“There’s increasing uncertainty in the world, and tenants are acting accordingly”
By: TRD Staff
Vornado Realty Trust chairman Steven Roth (Photo Illustration by Steven Dilakian for The Real Deal with Getty)
Top developers are punting on new office projects as workplaces face uncertain futures.
High vacancy rates and dwindling leasing demand have pushed developers to delay significant office projects either in the planning stages or already underway, the Wall Street Journal reported. People familiar with the matter told the outlet firms including Vornado Realty Trust, Brookfield Asset Management, Hines and Kilroy Realty are backing off of the sector.
Low demand and economic uncertainty occasionally leads developers to go full-throttle on office development, anticipating the ebbs and flows of the market; major projects could take years to complete. But interest rates are high and the future of office work has never been less clear.
In the country’s 54 largest markets, there is 156 million square feet of office space construction underway, according to CoStar, down from 186 million square feet in the first quarter of 2020. Meanwhile, the national office vacancy rate is 12.5 percent, the highest since 2011.
“There’s increasing uncertainty in the world, and tenants are acting accordingly,” Vornado Realty Trust president Michael Franco said last week in the real estate investment trust’s third-quarter earnings call.
CEO Steven Roth in the call cast doubt on the Hotel Pennsylvania site, where demolition is on track to be completed by the end of next year.
“I must say, the headwinds and the current environment are not at all conducive to ground-up development,” Roth said, demurring when asked if Vornado is considering non-office uses for Penn 15.
Nearly a record amount of space under construction is not pre-leased, another worrying sign for developers. Approximately 37 percent of space under development is available, according to CoStar, more than doubling the rate from 2019 and approaching the 39 percent record set in 2008.
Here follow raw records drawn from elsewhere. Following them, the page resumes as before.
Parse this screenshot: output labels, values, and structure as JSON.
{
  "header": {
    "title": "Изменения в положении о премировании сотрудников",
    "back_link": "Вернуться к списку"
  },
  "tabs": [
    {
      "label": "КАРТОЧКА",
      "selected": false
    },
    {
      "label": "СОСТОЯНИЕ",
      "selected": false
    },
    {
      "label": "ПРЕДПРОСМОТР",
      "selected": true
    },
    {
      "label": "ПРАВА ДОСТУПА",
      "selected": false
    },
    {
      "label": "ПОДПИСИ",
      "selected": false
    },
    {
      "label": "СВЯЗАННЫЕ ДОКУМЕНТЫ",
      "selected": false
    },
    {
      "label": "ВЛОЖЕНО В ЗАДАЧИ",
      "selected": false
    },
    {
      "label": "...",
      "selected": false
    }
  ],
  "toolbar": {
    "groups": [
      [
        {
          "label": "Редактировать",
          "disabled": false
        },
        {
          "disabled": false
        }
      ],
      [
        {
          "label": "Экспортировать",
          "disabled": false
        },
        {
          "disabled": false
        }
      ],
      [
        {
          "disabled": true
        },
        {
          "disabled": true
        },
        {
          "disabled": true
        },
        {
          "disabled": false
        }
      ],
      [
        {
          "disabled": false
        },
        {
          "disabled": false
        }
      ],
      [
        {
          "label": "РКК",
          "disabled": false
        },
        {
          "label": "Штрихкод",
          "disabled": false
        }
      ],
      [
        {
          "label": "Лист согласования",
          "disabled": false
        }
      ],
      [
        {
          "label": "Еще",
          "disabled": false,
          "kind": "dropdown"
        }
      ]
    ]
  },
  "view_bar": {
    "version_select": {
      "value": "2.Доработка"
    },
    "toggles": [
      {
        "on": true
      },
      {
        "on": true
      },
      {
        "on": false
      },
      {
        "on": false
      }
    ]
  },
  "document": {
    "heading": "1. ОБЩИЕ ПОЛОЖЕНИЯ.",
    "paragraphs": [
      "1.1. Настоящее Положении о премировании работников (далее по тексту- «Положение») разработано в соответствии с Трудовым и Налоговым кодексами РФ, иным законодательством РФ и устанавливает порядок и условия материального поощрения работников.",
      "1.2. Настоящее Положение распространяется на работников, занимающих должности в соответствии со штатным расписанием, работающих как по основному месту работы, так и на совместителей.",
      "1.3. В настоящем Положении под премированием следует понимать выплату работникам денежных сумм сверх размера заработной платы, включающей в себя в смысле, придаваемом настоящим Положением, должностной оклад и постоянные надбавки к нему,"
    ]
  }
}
Flailing demand for office space is exemplified by subletting trends as companies declare they no longer need the amount of space they did prior to the pandemic. CoStar data show 212 million square feet are available to sublease in the country, the highest amount since the firm started tracking the metric in 2005.